Here you will find a chronological list of articles from The Beverage Journal, Inc. Feel free to tag, comment and share.

  • Home
    Home This is where you can find all the blog posts throughout the site.
  • Categories
    Categories Displays a list of categories from this blog.
  • Tags
    Tags Displays a list of tags that have been used in the blog.
  • Bloggers
    Bloggers Search for your favorite blogger from this site.
  • Login
    Login Login form

Patrice Pinet & The Cognac Climate

Posted by on in September 2017 Editions
  • Font size: Larger Smaller
  • Hits: 3306
  • Print


Patrice_Pinet_HOME.jpg

This month, Patrice Pinet, Master Blender at Courvoisier, took some time in the States to sit down and discuss the new ways they're staying ahead of the curve in the Cognac industry.

Courvoisier has a longstanding tradition of innovation over the past 200 years. As a brand, Courvoisier consistently tries to stay on top and learn new ways to maintain and even improve quality and continues to hold status as one of the best in the world.

Master blender Patrice Pinet pointed out that since the 1850's the Courvoisier family maintained a relationship with the United States and new technologies with the intent to improve upon that longstanding relationship.

Over 800 winegrowers get the grapes right before distillation. Grapes used for Cognac only come from the 75,000 hectare region and if that region's climate diminishes, so does the harvest. 
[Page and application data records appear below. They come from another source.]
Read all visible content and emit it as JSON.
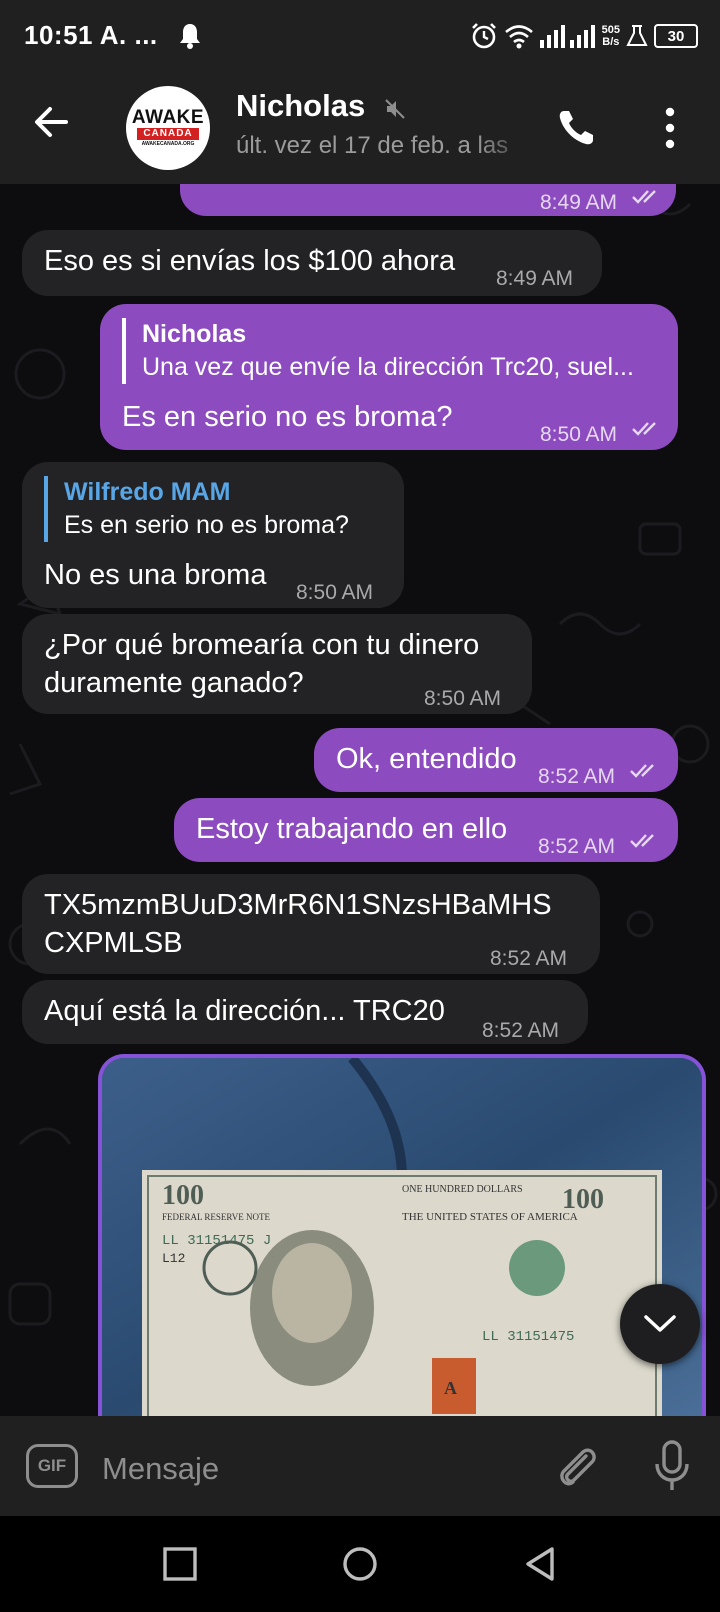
{
  "status_bar": {
    "time": "10:51 A. ...",
    "net_speed_value": "505",
    "net_speed_unit": "B/s",
    "battery": "30"
  },
  "header": {
    "contact_name": "Nicholas",
    "last_seen": "últ. vez el 17 de feb. a las",
    "avatar_line1": "AWAKE",
    "avatar_line2": "CANADA",
    "avatar_line3": "AWAKECANADA.ORG"
  },
  "messages": [
    {
      "id": "m0",
      "direction": "out",
      "text": "",
      "time": "8:49 AM",
      "read": true
    },
    {
      "id": "m1",
      "direction": "in",
      "text": "Eso es si envías los $100 ahora",
      "time": "8:49 AM"
    },
    {
      "id": "m2",
      "direction": "out",
      "reply_to_name": "Nicholas",
      "reply_to_text": "Una vez que envíe la dirección Trc20, suel...",
      "text": "Es en serio no es broma?",
      "time": "8:50 AM",
      "read": true
    },
    {
      "id": "m3",
      "direction": "in",
      "reply_to_name": "Wilfredo MAM",
      "reply_to_text": "Es en serio no es broma?",
      "text": "No es una broma",
      "time": "8:50 AM"
    },
    {
      "id": "m4",
      "direction": "in",
      "text_line1": "¿Por qué bromearía con tu dinero",
      "text_line2": "duramente ganado?",
      "time": "8:50 AM"
    },
    {
      "id": "m5",
      "direction": "out",
      "text": "Ok, entendido",
      "time": "8:52 AM",
      "read": true
    },
    {
      "id": "m6",
      "direction": "out",
      "text": "Estoy trabajando en ello",
      "time": "8:52 AM",
      "read": true
    },
    {
      "id": "m7",
      "direction": "in",
      "text_line1": "TX5mzmBUuD3MrR6N1SNzsHBaMHS",
      "text_line2": "CXPMLSB",
      "time": "8:52 AM"
    },
    {
      "id": "m8",
      "direction": "in",
      "text": "Aquí está la dirección... TRC20",
      "time": "8:52 AM"
    }
  ],
  "photo": {
    "bill_denomination": "100",
    "bill_serial": "LL 31151475 J",
    "bill_serial_short": "LL 31151475",
    "bill_code": "L12",
    "bill_country": "THE UNITED STATES OF AMERICA",
    "bill_note": "FEDERAL RESERVE NOTE",
    "bill_top": "ONE HUNDRED DOLLARS",
    "bill_letter": "A"
  },
  "input": {
    "gif_label": "GIF",
    "placeholder": "Mensaje"
  },
  "colors": {
    "outgoing_bubble": "#8c4bbf",
    "incoming_bubble": "#232325",
    "reply_accent_in": "#58a6e6",
    "background": "#0d0d0f"
  }
}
"Courvoisier comes from the very small Cognac region and has always focused on a very crafted production. It is important to get the wine right first."

The future may not be so simple however as Patrice points out that Courvoisier works on new technologies to fight against changes in climate that could make or break the success of, not only the Cognac industry, but the entire food and beverage industry.

In the 1970's Courvoisier moved from coal and wood heat distillation to using gas in order to keep more consistent temperatures and they're viewing the new adaptations in a similar light.

"We have a similar transition today because the harvest has moved from the beginning of October 30 years ago to [mid] September almost. So if we have to pick the grapes two or three weeks early every ten years, it will be a problem." 

Patrice explained the dynamic of lab studies and the beauty of nature as influencers on Courvoisier saying, "It's a balance of both. Laboratory is very important to do the analysis, to do the micro-distillation. The nose of the people is important too though. You can't do it on just analysis. You can't do only statistics. You have also the feeling."

By using new varieties of grapes, and sending out specifications to each wine grower, Patrice and his team maintain quality while continuing to improve and ensuring they receive the exact results they look for. It isn't all new-age work however.

Courvoisier continues to exemplify a benchmark for Cognac and makes the effort to continue doing so for a long time to come.

 Patrice_Pinet_Logo_20170822-122311_1.jpg

Click Here to check out the entire article as it appeared in The Journal.  

0

Doug is a graduate of Albright College with a Bachelor of Arts in both Psychology as well as Sociology.  He is also a talented bartender/server and enjoys writing about the licensed beverage industry.